■ **Available data**:
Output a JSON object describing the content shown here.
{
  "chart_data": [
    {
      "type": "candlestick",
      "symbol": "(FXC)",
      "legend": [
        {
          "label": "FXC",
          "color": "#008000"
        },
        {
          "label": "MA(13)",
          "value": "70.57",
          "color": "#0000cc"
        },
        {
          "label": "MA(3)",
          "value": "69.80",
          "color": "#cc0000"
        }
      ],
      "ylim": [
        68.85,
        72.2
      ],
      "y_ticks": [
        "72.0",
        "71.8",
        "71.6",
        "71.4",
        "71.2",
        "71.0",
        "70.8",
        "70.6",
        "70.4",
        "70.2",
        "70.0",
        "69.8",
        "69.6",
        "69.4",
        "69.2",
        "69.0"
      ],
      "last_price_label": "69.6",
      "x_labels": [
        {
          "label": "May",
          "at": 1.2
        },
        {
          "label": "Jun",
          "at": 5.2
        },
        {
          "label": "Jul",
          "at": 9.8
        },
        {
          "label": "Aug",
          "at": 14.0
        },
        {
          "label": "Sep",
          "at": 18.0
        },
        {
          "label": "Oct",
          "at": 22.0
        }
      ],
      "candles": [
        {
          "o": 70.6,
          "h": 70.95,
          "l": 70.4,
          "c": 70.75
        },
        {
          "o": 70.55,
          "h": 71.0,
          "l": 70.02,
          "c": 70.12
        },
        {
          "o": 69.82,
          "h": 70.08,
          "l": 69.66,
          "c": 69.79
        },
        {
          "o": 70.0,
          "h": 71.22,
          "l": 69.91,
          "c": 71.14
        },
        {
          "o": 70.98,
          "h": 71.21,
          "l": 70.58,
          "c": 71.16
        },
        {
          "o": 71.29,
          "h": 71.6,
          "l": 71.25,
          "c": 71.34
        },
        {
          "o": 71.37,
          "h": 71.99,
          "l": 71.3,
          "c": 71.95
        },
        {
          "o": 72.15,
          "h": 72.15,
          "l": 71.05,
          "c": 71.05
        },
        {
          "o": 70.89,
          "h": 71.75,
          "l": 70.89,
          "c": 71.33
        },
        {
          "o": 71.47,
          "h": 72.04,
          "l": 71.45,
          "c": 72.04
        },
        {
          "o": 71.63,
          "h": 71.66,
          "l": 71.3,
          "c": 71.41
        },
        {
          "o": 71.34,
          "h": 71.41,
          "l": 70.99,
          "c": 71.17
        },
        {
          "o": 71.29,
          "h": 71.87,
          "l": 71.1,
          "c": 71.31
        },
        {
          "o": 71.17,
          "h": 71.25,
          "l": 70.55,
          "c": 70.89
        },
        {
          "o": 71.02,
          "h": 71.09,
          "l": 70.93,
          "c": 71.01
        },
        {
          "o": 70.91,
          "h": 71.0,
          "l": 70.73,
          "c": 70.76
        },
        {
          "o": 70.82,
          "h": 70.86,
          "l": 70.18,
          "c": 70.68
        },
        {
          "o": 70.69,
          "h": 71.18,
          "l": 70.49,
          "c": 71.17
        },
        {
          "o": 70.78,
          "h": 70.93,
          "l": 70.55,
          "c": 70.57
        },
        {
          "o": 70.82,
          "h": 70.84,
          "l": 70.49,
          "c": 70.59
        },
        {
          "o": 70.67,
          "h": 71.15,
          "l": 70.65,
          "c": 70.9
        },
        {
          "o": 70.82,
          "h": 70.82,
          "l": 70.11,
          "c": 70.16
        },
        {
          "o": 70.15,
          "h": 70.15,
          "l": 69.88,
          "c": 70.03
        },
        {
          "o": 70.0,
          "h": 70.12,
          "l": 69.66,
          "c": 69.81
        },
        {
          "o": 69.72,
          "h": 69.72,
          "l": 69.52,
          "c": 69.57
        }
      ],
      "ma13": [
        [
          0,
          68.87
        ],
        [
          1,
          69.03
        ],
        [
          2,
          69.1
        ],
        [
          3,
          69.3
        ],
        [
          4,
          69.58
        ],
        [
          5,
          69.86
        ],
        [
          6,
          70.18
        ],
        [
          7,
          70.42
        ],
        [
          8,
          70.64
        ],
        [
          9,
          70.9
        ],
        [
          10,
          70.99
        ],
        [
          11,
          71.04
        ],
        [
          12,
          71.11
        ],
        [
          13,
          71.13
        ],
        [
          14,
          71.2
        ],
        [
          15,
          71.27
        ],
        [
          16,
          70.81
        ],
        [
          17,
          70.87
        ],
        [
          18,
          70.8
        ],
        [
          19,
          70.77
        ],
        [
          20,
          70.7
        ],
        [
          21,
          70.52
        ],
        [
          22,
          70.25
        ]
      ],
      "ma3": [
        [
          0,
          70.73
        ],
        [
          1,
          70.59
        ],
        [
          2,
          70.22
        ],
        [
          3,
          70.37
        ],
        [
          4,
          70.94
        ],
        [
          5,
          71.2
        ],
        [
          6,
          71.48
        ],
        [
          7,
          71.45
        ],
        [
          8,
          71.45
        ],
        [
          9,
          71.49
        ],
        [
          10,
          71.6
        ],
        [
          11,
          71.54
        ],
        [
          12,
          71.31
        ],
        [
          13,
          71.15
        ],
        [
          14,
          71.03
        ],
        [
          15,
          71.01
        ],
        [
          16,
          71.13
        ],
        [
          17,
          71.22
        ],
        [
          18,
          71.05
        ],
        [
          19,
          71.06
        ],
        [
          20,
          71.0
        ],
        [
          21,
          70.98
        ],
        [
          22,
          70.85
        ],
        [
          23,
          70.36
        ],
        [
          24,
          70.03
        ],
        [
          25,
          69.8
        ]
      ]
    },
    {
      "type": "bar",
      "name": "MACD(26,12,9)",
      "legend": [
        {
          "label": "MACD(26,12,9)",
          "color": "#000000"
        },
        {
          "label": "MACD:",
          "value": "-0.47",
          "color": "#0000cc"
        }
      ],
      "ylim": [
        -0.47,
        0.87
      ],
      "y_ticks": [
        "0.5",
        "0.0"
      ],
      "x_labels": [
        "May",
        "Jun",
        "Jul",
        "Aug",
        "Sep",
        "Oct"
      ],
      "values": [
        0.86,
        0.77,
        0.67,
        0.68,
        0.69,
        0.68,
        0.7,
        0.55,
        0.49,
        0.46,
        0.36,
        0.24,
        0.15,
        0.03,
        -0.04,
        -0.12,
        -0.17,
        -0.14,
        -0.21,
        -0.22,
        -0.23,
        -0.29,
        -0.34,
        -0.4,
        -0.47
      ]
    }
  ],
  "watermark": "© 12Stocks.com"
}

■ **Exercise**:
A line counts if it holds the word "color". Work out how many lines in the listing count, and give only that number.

■ **Completed task**:
5